Naval Gun from HMS Chester
This 5.5 inch naval gun was once part of HMS Chester, a light cruiser that took part in the Battle of Jutland which took place off the coast of Denmark in May 1916. In this battle, the British Grand Fleet and the German High Seas Fleet confronted one another at sea for the only time during the First World War. Although Germany claimed victory, the Royal Navy retained control of the North Sea. The role played by HMS Chester at Jutland makes this gun one of IWM's most important naval artefacts. But like many objects in the IWM Collection, this rather anonymous and imposing piece of machinery can tell a number of surprising stories.
HMS Chester During The Battle of Jutland
On 31 May 1916, HMS Chester was scouting ahead of the Royal Navy's Grand Fleet, a massive formation of 150 British ships that had set sail from its bases the previous day in response to intelligence that the German fleet was putting to sea. Around 5.30pm, Chester was sent to investigate distant gun flashes amid a bank of mist. Suddenly, four German light cruisers appeared and opened fire. A hail of heavy shells fell all around Chester, hitting the ship seventeen times. Extensive damage to the ship's guns meant that she could take no further part in the battle and at dawn on 1 June was ordered back to port. The ship suffered casualties of 35 killed or died of wounds and 42 wounded.
The Gun On Board HMS Chester
During the shelling of HMS Chester, the forward 5.5 inch gun position was hit four times, killing or badly wounding all the gun crew apart from the sight setter, Boy (1st Class) John Travers (Jack) Cornwell. The badly wounded boy sailor remained at his post awaiting orders until medical assistance reached him. Although Cornwell survived long enough to reach hospital in Grimsby, he died of his wounds on 2 June.
Boy (1st Class) Jack Cornwell VC
Shortly after the battle, reports of Jack Cornwell's bravery began to appear in the press. On 7 July 1916, the Daily Sketch featured him on their cover with the headline 'Boy Hero of the Naval Battle'. This portrait photograph of him was used to illustrate many of the reports. It remains the iconic image of him. However, it is now generally thought that it actually shows one his brothers, most likely his younger brother George. Another brother, Ernest, was also used as a model by the artist Frank O Salisbury for a portrait of Jack at his gun.

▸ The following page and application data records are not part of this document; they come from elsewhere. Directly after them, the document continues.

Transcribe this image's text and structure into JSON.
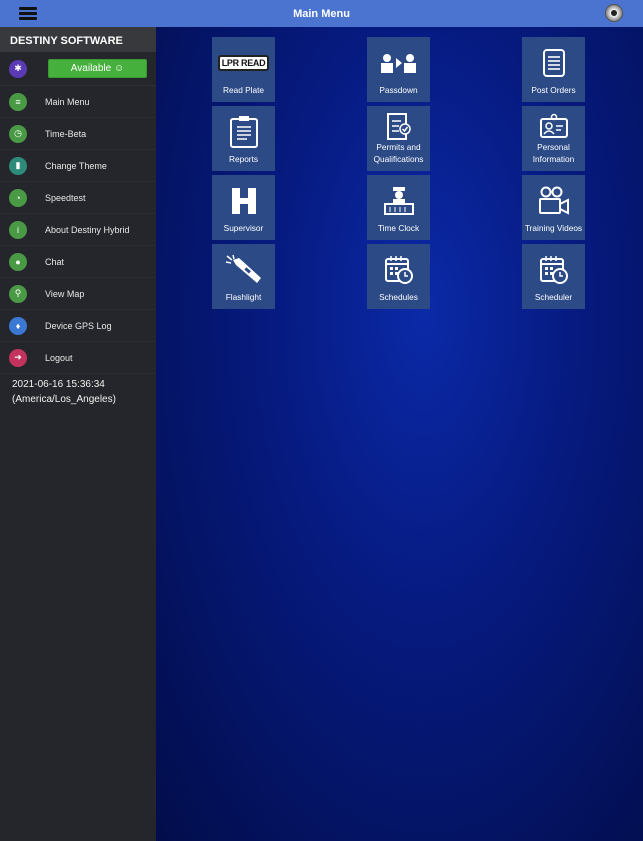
{
  "header": {
    "title": "Main Menu"
  },
  "sidebar": {
    "title": "DESTINY SOFTWARE",
    "status_label": "Available ☺",
    "items": [
      {
        "label": "Main Menu",
        "icon": "list-icon",
        "color": "#4a9a45",
        "glyph": "≡"
      },
      {
        "label": "Time-Beta",
        "icon": "clock-icon",
        "color": "#4a9a45",
        "glyph": "◷"
      },
      {
        "label": "Change Theme",
        "icon": "file-icon",
        "color": "#2e8b7a",
        "glyph": "▮"
      },
      {
        "label": "Speedtest",
        "icon": "speedometer-icon",
        "color": "#4a9a45",
        "glyph": "◔"
      },
      {
        "label": "About Destiny Hybrid",
        "icon": "info-icon",
        "color": "#4a9a45",
        "glyph": "i"
      },
      {
        "label": "Chat",
        "icon": "chat-icon",
        "color": "#4a9a45",
        "glyph": "●"
      },
      {
        "label": "View Map",
        "icon": "map-pin-icon",
        "color": "#4a9a45",
        "glyph": "⚲"
      },
      {
        "label": "Device GPS Log",
        "icon": "pin-icon",
        "color": "#3a78d4",
        "glyph": "♦"
      },
      {
        "label": "Logout",
        "icon": "logout-icon",
        "color": "#c4335e",
        "glyph": "➜"
      }
    ],
    "datetime": "2021-06-16 15:36:34",
    "timezone": "(America/Los_Angeles)"
  },
  "tiles": [
    {
      "label": "Read Plate",
      "icon": "lpr-plate-icon",
      "plate_text": "LPR READ"
    },
    {
      "label": "Passdown",
      "icon": "passdown-icon"
    },
    {
      "label": "Post Orders",
      "icon": "list-document-icon"
    },
    {
      "label": "Reports",
      "icon": "clipboard-icon"
    },
    {
      "label": "Permits and Qualifications",
      "icon": "checklist-icon"
    },
    {
      "label": "Personal Information",
      "icon": "id-badge-icon"
    },
    {
      "label": "Supervisor",
      "icon": "supervisor-icon"
    },
    {
      "label": "Time Clock",
      "icon": "time-clock-icon"
    },
    {
      "label": "Training Videos",
      "icon": "video-camera-icon"
    },
    {
      "label": "Flashlight",
      "icon": "flashlight-icon"
    },
    {
      "label": "Schedules",
      "icon": "calendar-clock-icon"
    },
    {
      "label": "Scheduler",
      "icon": "calendar-clock-icon"
    }
  ]
}
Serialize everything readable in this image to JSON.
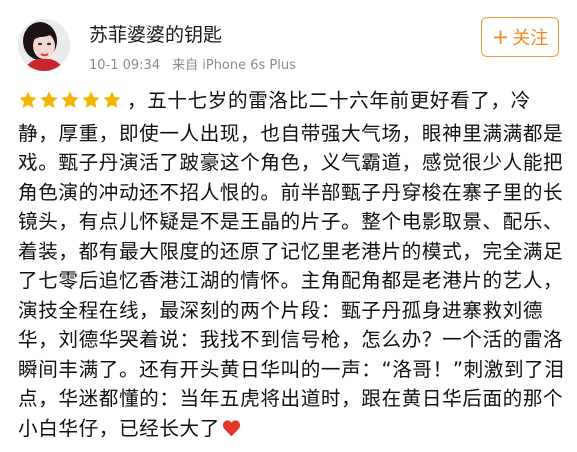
{
  "header": {
    "username": "苏菲婆婆的钥匙",
    "timestamp": "10-1 09:34",
    "source": "来自 iPhone 6s Plus",
    "follow_button": {
      "plus_glyph": "+",
      "label": "关注"
    },
    "avatar": "user-avatar-photo"
  },
  "review": {
    "rating": 5,
    "rating_max": 5,
    "star_color": "#f5b400",
    "text": "，五十七岁的雷洛比二十六年前更好看了，冷静，厚重，即使一人出现，也自带强大气场，眼神里满满都是戏。甄子丹演活了跛豪这个角色，义气霸道，感觉很少人能把角色演的冲动还不招人恨的。前半部甄子丹穿梭在寨子里的长镜头，有点儿怀疑是不是王晶的片子。整个电影取景、配乐、着装，都有最大限度的还原了记忆里老港片的模式，完全满足了七零后追忆香港江湖的情怀。主角配角都是老港片的艺人，演技全程在线，最深刻的两个片段：甄子丹孤身进寨救刘德华，刘德华哭着说：我找不到信号枪，怎么办？一个活的雷洛瞬间丰满了。还有开头黄日华叫的一声：“洛哥！”刺激到了泪点，华迷都懂的：当年五虎将出道时，跟在黄日华后面的那个小白华仔，已经长大了",
    "end_emoji": "red-heart-icon",
    "heart_color": "#e8352b"
  },
  "colors": {
    "accent": "#f08a22",
    "meta_text": "#8a8a8a",
    "body_text": "#111111"
  }
}
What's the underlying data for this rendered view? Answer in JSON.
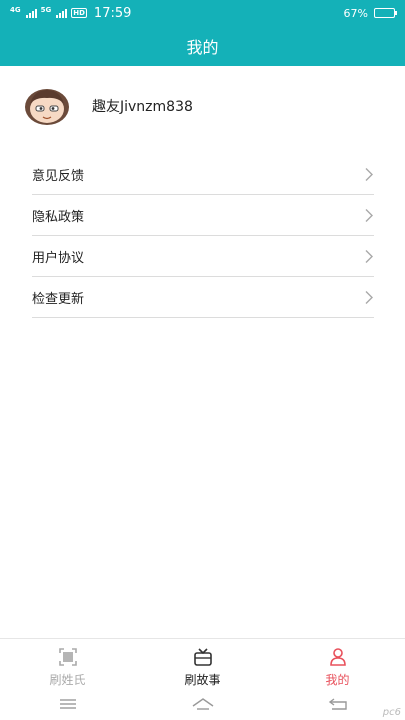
{
  "status_bar": {
    "net1": "4G",
    "net2": "5G",
    "hd": "HD",
    "time": "17:59",
    "battery": "67%",
    "battery_level": 0.67
  },
  "header": {
    "title": "我的"
  },
  "profile": {
    "username": "趣友Jivnzm838"
  },
  "menu": {
    "items": [
      {
        "label": "意见反馈"
      },
      {
        "label": "隐私政策"
      },
      {
        "label": "用户协议"
      },
      {
        "label": "检查更新"
      }
    ]
  },
  "tabbar": {
    "items": [
      {
        "label": "刷姓氏",
        "icon": "scan-icon",
        "state": "inactive"
      },
      {
        "label": "刷故事",
        "icon": "tv-icon",
        "state": "normal"
      },
      {
        "label": "我的",
        "icon": "person-icon",
        "state": "active"
      }
    ],
    "active_color": "#e8505b"
  },
  "watermark": "pc6",
  "colors": {
    "header_bg": "#14b1b8"
  }
}
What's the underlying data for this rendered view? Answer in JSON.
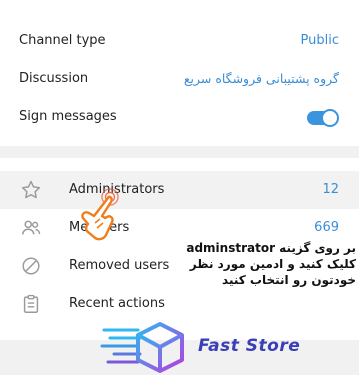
{
  "settings": {
    "channel_type_label": "Channel type",
    "channel_type_value": "Public",
    "discussion_label": "Discussion",
    "discussion_value": "گروه پشتیبانی فروشگاه سریع",
    "sign_messages_label": "Sign messages",
    "sign_messages_enabled": true
  },
  "members_menu": {
    "administrators_label": "Administrators",
    "administrators_count": "12",
    "members_label": "Members",
    "members_count": "669",
    "removed_users_label": "Removed users",
    "recent_actions_label": "Recent actions"
  },
  "annotation": {
    "line1": "بر روی گزینه adminstrator",
    "line2": "کلیک کنید و ادمین مورد نظر",
    "line3": "خودتون رو انتخاب کنید"
  },
  "watermark": {
    "brand": "Fast Store"
  },
  "colors": {
    "accent": "#3a8dd5",
    "toggle": "#3b95de",
    "brand": "#3b3fb6"
  }
}
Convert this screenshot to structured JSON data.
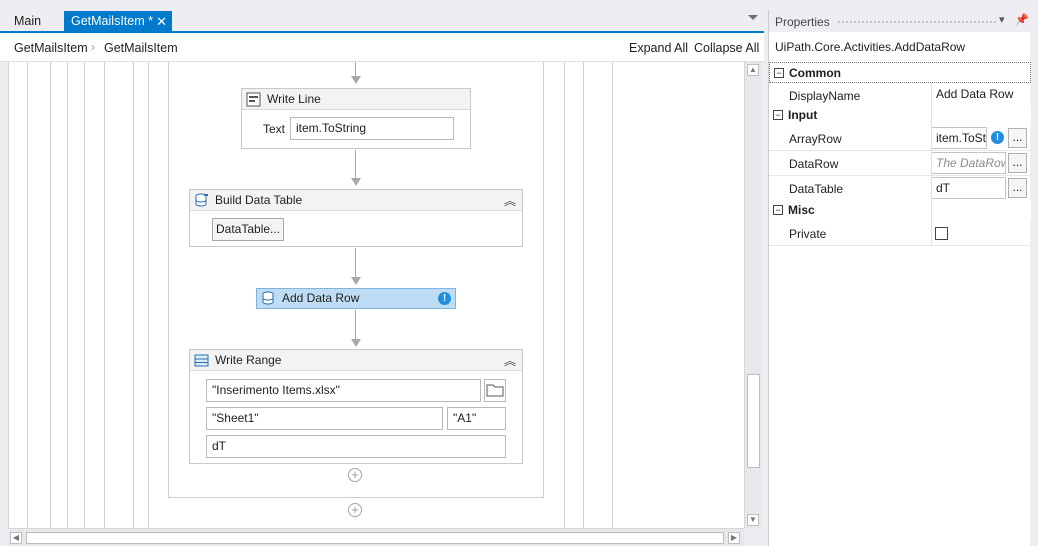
{
  "tabs": {
    "main_label": "Main",
    "active_label": "GetMailsItem *",
    "close_glyph": "✕"
  },
  "breadcrumb": {
    "items": [
      "GetMailsItem",
      "GetMailsItem"
    ],
    "expand_all": "Expand All",
    "collapse_all": "Collapse All"
  },
  "workflow": {
    "write_line": {
      "title": "Write Line",
      "text_label": "Text",
      "text_value": "item.ToString"
    },
    "build_data_table": {
      "title": "Build Data Table",
      "button_label": "DataTable..."
    },
    "add_data_row": {
      "title": "Add Data Row"
    },
    "write_range": {
      "title": "Write Range",
      "workbook": "\"Inserimento Items.xlsx\"",
      "sheet": "\"Sheet1\"",
      "cell": "\"A1\"",
      "datatable": "dT"
    }
  },
  "properties": {
    "title": "Properties",
    "type_name": "UiPath.Core.Activities.AddDataRow",
    "categories": {
      "common": "Common",
      "input": "Input",
      "misc": "Misc"
    },
    "rows": {
      "display_name_label": "DisplayName",
      "display_name_value": "Add Data Row",
      "array_row_label": "ArrayRow",
      "array_row_value": "item.ToSt",
      "data_row_label": "DataRow",
      "data_row_placeholder": "The DataRow",
      "data_table_label": "DataTable",
      "data_table_value": "dT",
      "private_label": "Private"
    },
    "ellipsis": "..."
  },
  "colors": {
    "accent": "#007acc",
    "selection": "#bedcf3",
    "info": "#1f8ee0"
  }
}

Funeral Procession for Jack Cornwell
After his death in Grimsby, Jack Cornwell's body was returned to London and he was initially buried in a communal grave at Manor Park cemetery in Essex in June 1916. However, the Daily Sketch, the newspaper which had first publicised his bravery, began to campaign for a more fitting burial. The following month, in July 1916, Cornwell was reburied in the same cemetery but with full naval honours. The funeral procession included 80 boys from Jack's former school, six boy sailors from HMS Chester and local boy scouts.
Jack Cornwell's Victoria Cross
In September 1916, Jack Cornwell was posthumously awarded the Victoria Cross, Britain's highest award for valour in the face of the enemy. The citation for his award recorded how 'mortally wounded early in the action, Boy, First Class, Jack Travers Cornwell remained standing alone at a most exposed post, quietly awaiting orders, until the end of the action, with the gun's crew dead and wounded all around him. His age was under sixteen and a half years'. Jack Cornwell's Victoria Cross was presented to IWM in 1968 and can now be seen in the Lord Ashcroft Gallery: Extraordinary Heroes.
The HMS Chester gun on display
The 5.5 inch gun manned by Jack Cornwell was requested from the Admiralty by the Imperial War Museum in 1919 and was proudly displayed in IWM's first home at the Crystal Palace. However, Museum Archive files show that in 1926, HMS Chester'sgunnery officer visited and noticed that the Museum's gun was not Cornwell's gun at all. After enquiries were made to the Admiralty, it emerged that as the forecastle gun manned by Cornwell was considered still serviceable, they had retained it and given the museum a gun from another part of the ship instead. Concerned museum staff immediately took steps to rectify the matter and ensure that the correct No.21 gun, mechanism and sights were obtained from the Admiralty and quietly substituted.
Cornwell's gun during the Second World War
Jack Cornwell's gun has remained on display at IWM throughout most of its history. However, in 1940, after the withdrawal of the British Expeditionary Force (BEF) from Dunkirk, there was an acute shortage of equipment and weaponry needed to carry on fighting in the Second World War. Even the museum was asked to help by handing over a number of exhibits, including Jack Cornwell's gun. Though some exhibits were given up, the trustees refused to relinquish the Cornwell gun, recognising its significance to the museum.